oliver power wrote:I've only read page one of replies. After posting my reply, I'll more than likely read the other pages. I'll give you my experience/opinion. If you can find a 6 inch diamond hole saw, that's the way to go............ALL THE WAY THROUGH. Fast, neat, clean, and done. Myself, I've used a hammer drill. Draw a 6 inch circle. Then a series of 1/4 - 3/8 inch holes around the circle, through the block. Drill some holes in the center of the circle to weaken some more. Then carefully tap out the block with a drilling hammer (small sledge). NOW, you still have to put a hole in the flue liner. That may be difficult (But can be done). Depending on how hot the tile has gotten, you may go through many masonry drill bits. If you try drilling through the block, and tile all at once, you'll smoke bits left & right. Do the cement, then the flue. The next time I do what you're trying to do, I'll find me a 6 inch diamond hole saw. You'll want position #1 in your picture. You'll hit webbing in position #'s 2 & 3. I like the sand idea, but not necessary, Especially with a hole saw. Oliver I also like the water spray idea.
This is how I would do it. And how I've done similar.
Had to put a range hood vent in when I rebuilt the fiancée's kitchen.
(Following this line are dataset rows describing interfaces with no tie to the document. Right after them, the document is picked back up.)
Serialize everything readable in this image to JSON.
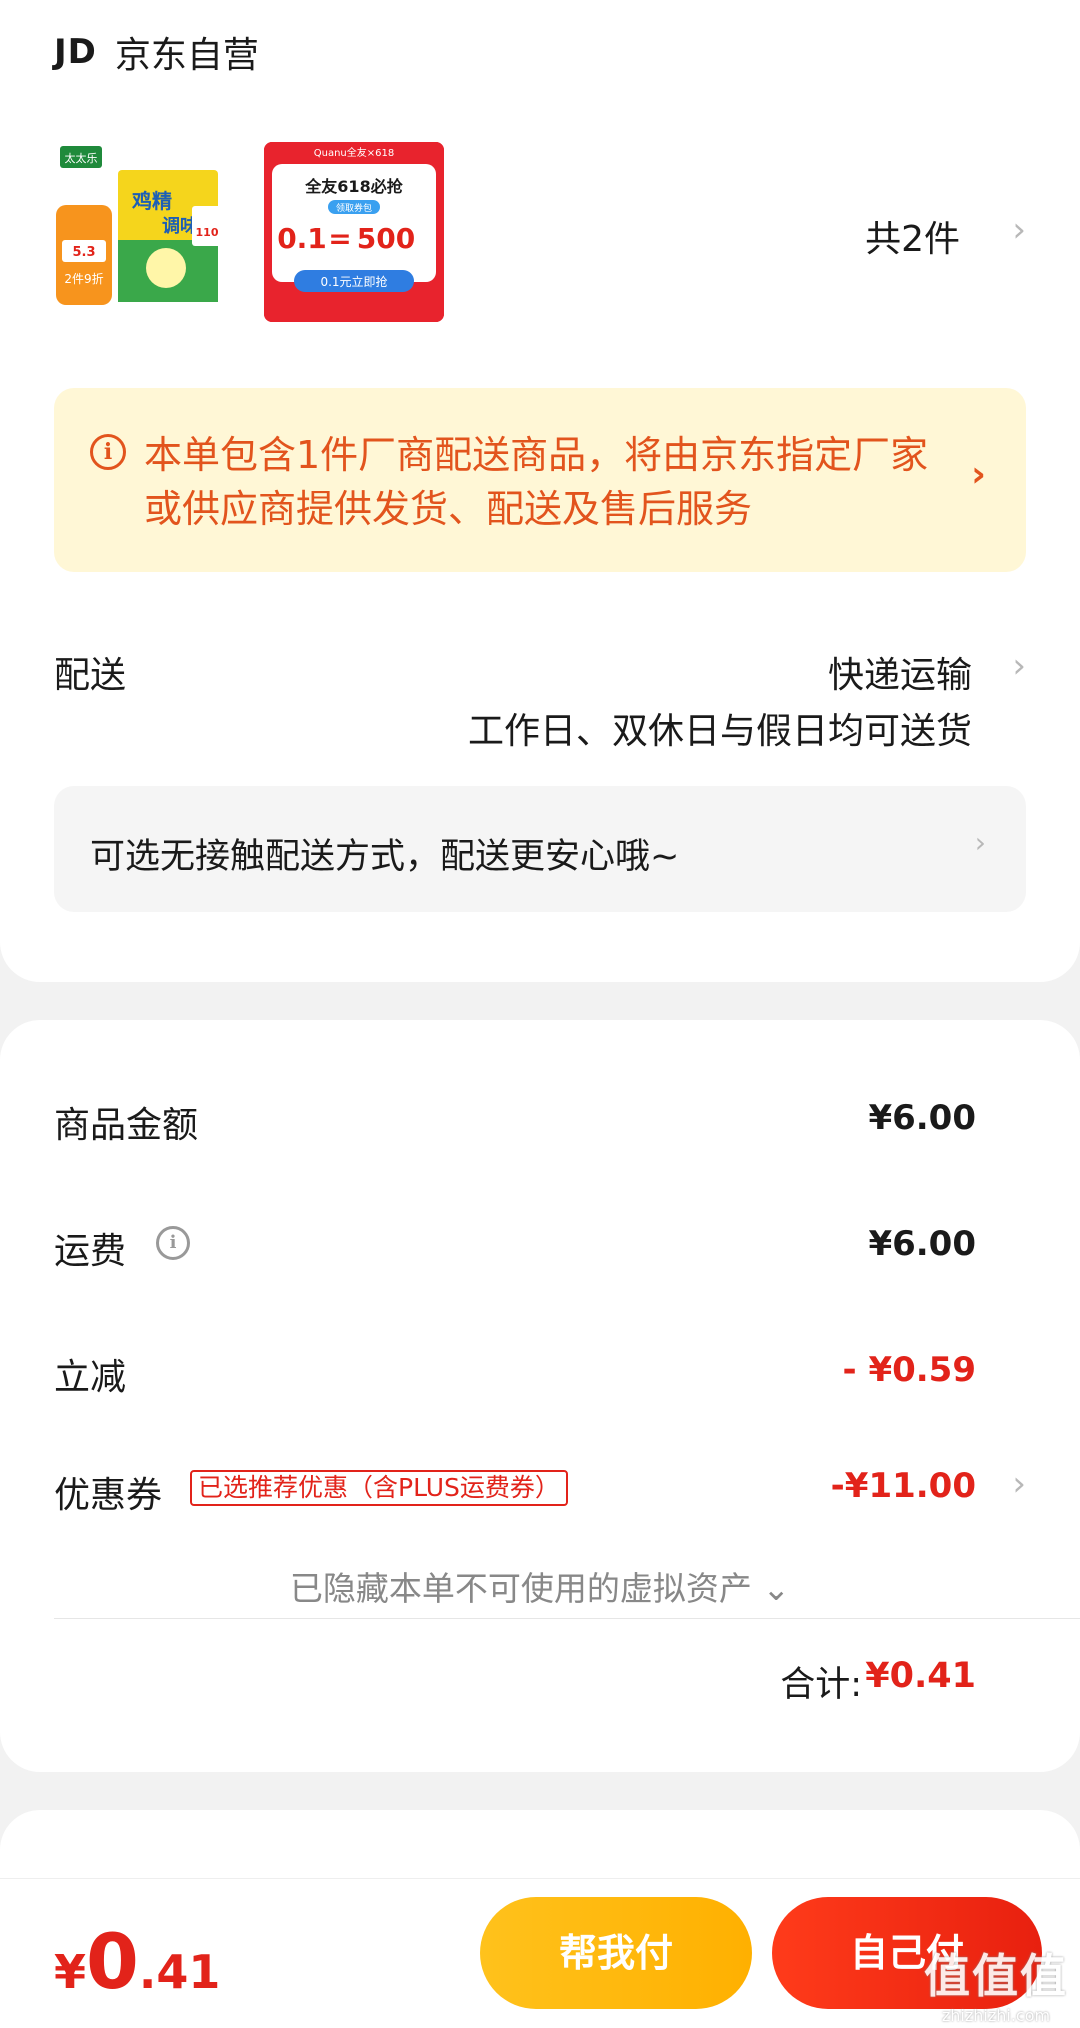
{
  "store": {
    "logo": "JD",
    "name": "京东自营"
  },
  "products": {
    "item1": {
      "brand": "太太乐",
      "badge": "2件9折",
      "price": "5.3",
      "pack_title": "鸡精",
      "pack_sub": "调味",
      "pack_price": "110"
    },
    "item2": {
      "top_text": "Quanu全友×618",
      "headline": "全友618必抢",
      "tag": "领取券包",
      "left_num": "0.1",
      "eq": "=",
      "right_num": "500",
      "cta": "0.1元立即抢"
    },
    "count": "共2件"
  },
  "notice": {
    "icon": "info-icon",
    "text": "本单包含1件厂商配送商品，将由京东指定厂家或供应商提供发货、配送及售后服务"
  },
  "delivery": {
    "label": "配送",
    "method": "快递运输",
    "schedule": "工作日、双休日与假日均可送货",
    "contactless": "可选无接触配送方式，配送更安心哦~"
  },
  "fees": {
    "goods_label": "商品金额",
    "goods_value": "¥6.00",
    "shipping_label": "运费",
    "shipping_value": "¥6.00",
    "discount_label": "立减",
    "discount_value": "- ¥0.59",
    "coupon_label": "优惠券",
    "coupon_tag": "已选推荐优惠（含PLUS运费券）",
    "coupon_value": "-¥11.00",
    "hidden_assets": "已隐藏本单不可使用的虚拟资产",
    "total_label": "合计:",
    "total_value": "¥0.41"
  },
  "bottom": {
    "yen": "¥",
    "int": "0",
    "dec": ".41",
    "help_pay": "帮我付",
    "self_pay": "自己付"
  },
  "watermark": {
    "glyphs": "值值值",
    "url": "zhizhizhi.com"
  },
  "colors": {
    "accent_red": "#e2231a",
    "notice_bg": "#fff7d6",
    "notice_text": "#e2541d",
    "help_btn": "#ffb000"
  }
}
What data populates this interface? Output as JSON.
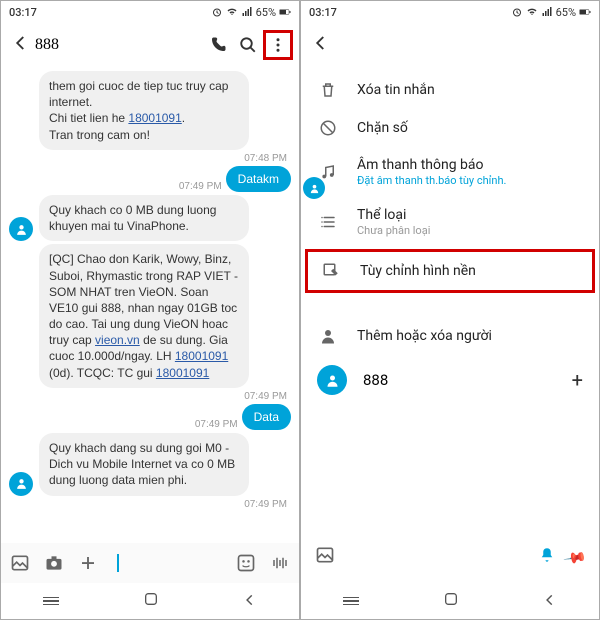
{
  "status": {
    "time": "03:17",
    "battery": "65%"
  },
  "left": {
    "title": "888",
    "messages": {
      "m1": "them goi cuoc de tiep tuc truy cap internet.\nChi tiet lien he 18001091.\nTran trong cam on!",
      "t1": "07:48 PM",
      "tcenter": "07:49 PM",
      "out1": "Datakm",
      "m2": "Quy khach co 0 MB dung luong khuyen mai tu VinaPhone.",
      "m3": "[QC] Chao don Karik, Wowy, Binz, Suboi, Rhymastic trong RAP VIET - SOM NHAT tren VieON. Soan VE10 gui 888, nhan ngay 01GB toc do cao. Tai ung dung VieON hoac truy cap vieon.vn de su dung. Gia cuoc 10.000d/ngay. LH 18001091 (0d). TCQC: TC gui 18001091",
      "t3": "07:49 PM",
      "out2": "Data",
      "t4": "07:49 PM",
      "m4": "Quy khach dang su dung goi M0 - Dich vu Mobile Internet va co 0 MB dung luong data mien phi.",
      "t5": "07:49 PM"
    }
  },
  "right": {
    "menu": {
      "delete": "Xóa tin nhắn",
      "block": "Chặn số",
      "sound": "Âm thanh thông báo",
      "sound_sub": "Đặt âm thanh th.báo tùy chỉnh.",
      "category": "Thể loại",
      "category_sub": "Chưa phân loại",
      "wallpaper": "Tùy chỉnh hình nền",
      "people": "Thêm hoặc xóa người",
      "contact": "888"
    }
  }
}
Her house exterior walls are cinder block with metal lath and stucco.
Using my Porter-Cable 1/2 inch combo drill/hammer drill, and a new 3/8 inch masonry bit, I just made a series of holes about an inch apart, centered on the drawn outline of the vent duct.
Then I played "connect-a-dot" with a cold chisel to take out the remaining bits of block between the holes.
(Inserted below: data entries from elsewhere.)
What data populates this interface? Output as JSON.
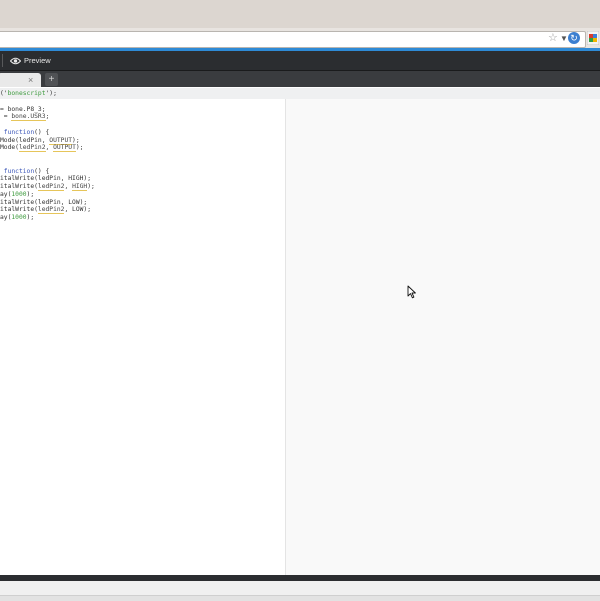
{
  "toolbar": {
    "preview_label": "Preview",
    "new_tab_label": "+",
    "tab_close_label": "×"
  },
  "editor": {
    "lines": [
      {
        "segments": [
          {
            "t": "('",
            "c": "cl"
          },
          {
            "t": "bonescript",
            "c": "str"
          },
          {
            "t": "');",
            "c": "cl"
          }
        ]
      },
      {
        "segments": []
      },
      {
        "segments": [
          {
            "t": "= bone.P8_3;",
            "c": "cl"
          }
        ]
      },
      {
        "segments": [
          {
            "t": " = ",
            "c": "cl"
          },
          {
            "t": "bone.USR3",
            "c": "und"
          },
          {
            "t": ";",
            "c": "cl"
          }
        ]
      },
      {
        "segments": []
      },
      {
        "segments": [
          {
            "t": " ",
            "c": "cl"
          },
          {
            "t": "function",
            "c": "kw"
          },
          {
            "t": "() {",
            "c": "cl"
          }
        ]
      },
      {
        "segments": [
          {
            "t": "Mode(ledPin, ",
            "c": "cl"
          },
          {
            "t": "OUTPUT",
            "c": "und"
          },
          {
            "t": ");",
            "c": "cl"
          }
        ]
      },
      {
        "segments": [
          {
            "t": "Mode(",
            "c": "cl"
          },
          {
            "t": "ledPin2",
            "c": "und"
          },
          {
            "t": ", ",
            "c": "cl"
          },
          {
            "t": "OUTPUT",
            "c": "und"
          },
          {
            "t": ");",
            "c": "cl"
          }
        ]
      },
      {
        "segments": []
      },
      {
        "segments": []
      },
      {
        "segments": [
          {
            "t": " ",
            "c": "cl"
          },
          {
            "t": "function",
            "c": "kw"
          },
          {
            "t": "() {",
            "c": "cl"
          }
        ]
      },
      {
        "segments": [
          {
            "t": "italWrite(ledPin, HIGH);",
            "c": "cl"
          }
        ]
      },
      {
        "segments": [
          {
            "t": "italWrite(",
            "c": "cl"
          },
          {
            "t": "ledPin2",
            "c": "und"
          },
          {
            "t": ", ",
            "c": "cl"
          },
          {
            "t": "HIGH",
            "c": "und"
          },
          {
            "t": ");",
            "c": "cl"
          }
        ]
      },
      {
        "segments": [
          {
            "t": "ay(",
            "c": "cl"
          },
          {
            "t": "1000",
            "c": "num"
          },
          {
            "t": ");",
            "c": "cl"
          }
        ]
      },
      {
        "segments": [
          {
            "t": "italWrite(ledPin, LOW);",
            "c": "cl"
          }
        ]
      },
      {
        "segments": [
          {
            "t": "italWrite(",
            "c": "cl"
          },
          {
            "t": "ledPin2",
            "c": "und"
          },
          {
            "t": ", LOW);",
            "c": "cl"
          }
        ]
      },
      {
        "segments": [
          {
            "t": "ay(",
            "c": "cl"
          },
          {
            "t": "1000",
            "c": "num"
          },
          {
            "t": ");",
            "c": "cl"
          }
        ]
      }
    ]
  },
  "colors": {
    "accent_blue": "#2e8ad6",
    "header_dark": "#2b2d30",
    "keyword": "#3b56b8",
    "string": "#3d9a3d"
  },
  "icons": {
    "preview": "eye-icon",
    "bookmark": "star-icon",
    "reload": "reload-icon",
    "extension": "extension-icon",
    "pointer": "mouse-cursor-icon"
  }
}
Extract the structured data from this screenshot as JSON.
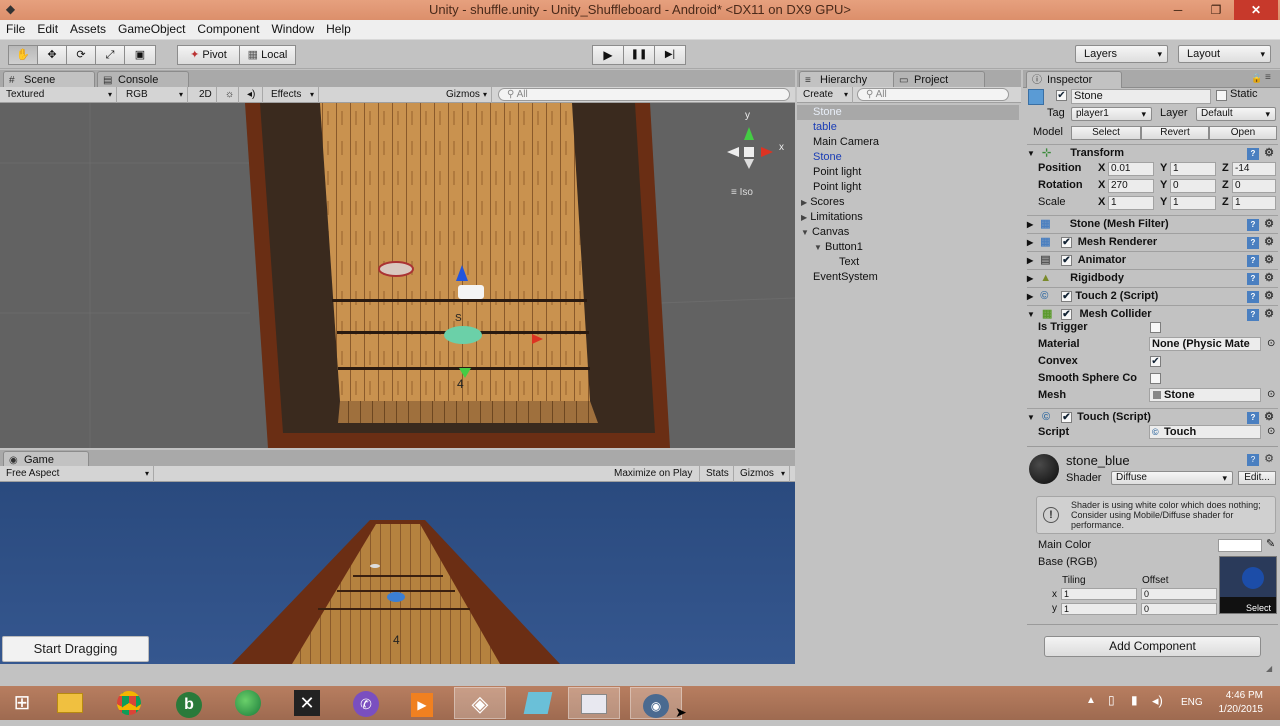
{
  "window": {
    "title": "Unity - shuffle.unity - Unity_Shuffleboard - Android* <DX11 on DX9 GPU>",
    "logo": "unity-logo-icon",
    "min": "─",
    "max": "❐",
    "close": "✕"
  },
  "menu": [
    "File",
    "Edit",
    "Assets",
    "GameObject",
    "Component",
    "Window",
    "Help"
  ],
  "toolbar": {
    "tools": [
      "hand-icon",
      "move-icon",
      "rotate-icon",
      "scale-icon",
      "rect-icon"
    ],
    "pivot": "Pivot",
    "local": "Local",
    "layers": "Layers",
    "layout": "Layout",
    "play": "▶",
    "pause": "❚❚",
    "step": "▶|"
  },
  "scene": {
    "tab": "Scene",
    "tab2": "Console",
    "shading": "Textured",
    "channel": "RGB",
    "mode2d": "2D",
    "effects": "Effects",
    "gizmos": "Gizmos",
    "search": "All",
    "iso": "Iso",
    "gizmo_x": "x",
    "gizmo_y": "y"
  },
  "game": {
    "tab": "Game",
    "aspect": "Free Aspect",
    "maximize": "Maximize on Play",
    "stats": "Stats",
    "gizmos": "Gizmos",
    "button": "Start Dragging"
  },
  "hierarchy": {
    "tab": "Hierarchy",
    "tab2": "Project",
    "create": "Create",
    "search": "All",
    "items": [
      {
        "label": "Stone",
        "selected": true
      },
      {
        "label": "table",
        "blue": true
      },
      {
        "label": "Main Camera"
      },
      {
        "label": "Stone",
        "blue": true
      },
      {
        "label": "Point light"
      },
      {
        "label": "Point light"
      },
      {
        "label": "Scores",
        "arrow": "▶"
      },
      {
        "label": "Limitations",
        "arrow": "▶"
      },
      {
        "label": "Canvas",
        "arrow": "▼"
      },
      {
        "label": "Button1",
        "arrow": "▼"
      },
      {
        "label": "Text"
      },
      {
        "label": "EventSystem"
      }
    ]
  },
  "inspector": {
    "tab": "Inspector",
    "name": "Stone",
    "static": "Static",
    "tag_label": "Tag",
    "tag": "player1",
    "layer_label": "Layer",
    "layer": "Default",
    "model": "Model",
    "select": "Select",
    "revert": "Revert",
    "open": "Open",
    "transform": {
      "title": "Transform",
      "position": "Position",
      "rotation": "Rotation",
      "scale": "Scale",
      "px": "0.01",
      "py": "1",
      "pz": "-14",
      "rx": "270",
      "ry": "0",
      "rz": "0",
      "sx": "1",
      "sy": "1",
      "sz": "1",
      "x": "X",
      "y": "Y",
      "z": "Z"
    },
    "components": [
      "Stone (Mesh Filter)",
      "Mesh Renderer",
      "Animator",
      "Rigidbody",
      "Touch 2 (Script)",
      "Mesh Collider"
    ],
    "collider": {
      "is_trigger": "Is Trigger",
      "material": "Material",
      "material_val": "None (Physic Mate",
      "convex": "Convex",
      "smooth": "Smooth Sphere Co",
      "mesh": "Mesh",
      "mesh_val": "Stone"
    },
    "touch": {
      "title": "Touch (Script)",
      "script": "Script",
      "script_val": "Touch"
    },
    "material": {
      "name": "stone_blue",
      "shader_label": "Shader",
      "shader": "Diffuse",
      "edit": "Edit...",
      "warning": "Shader is using white color which does nothing; Consider using Mobile/Diffuse shader for performance.",
      "main_color": "Main Color",
      "base": "Base (RGB)",
      "tiling": "Tiling",
      "offset": "Offset",
      "tx": "1",
      "ty": "1",
      "ox": "0",
      "oy": "0",
      "x": "x",
      "y": "y",
      "select": "Select"
    },
    "add_component": "Add Component"
  },
  "taskbar": {
    "icons": [
      "windows-start-icon",
      "file-explorer-icon",
      "chrome-icon",
      "bing-icon",
      "globe-icon",
      "xcode-icon",
      "viber-icon",
      "media-player-icon",
      "unity-icon",
      "notes-icon",
      "folder-icon",
      "unity-remote-icon"
    ],
    "lang": "ENG",
    "time": "4:46 PM",
    "date": "1/20/2015"
  }
}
You'd be surprised how quickly a new masonry bit in a hammer drill goes through cinder block and brick. And how easily the raggedy edge of that opening can be caulked around whatever metal tube is put into it using refractory cement.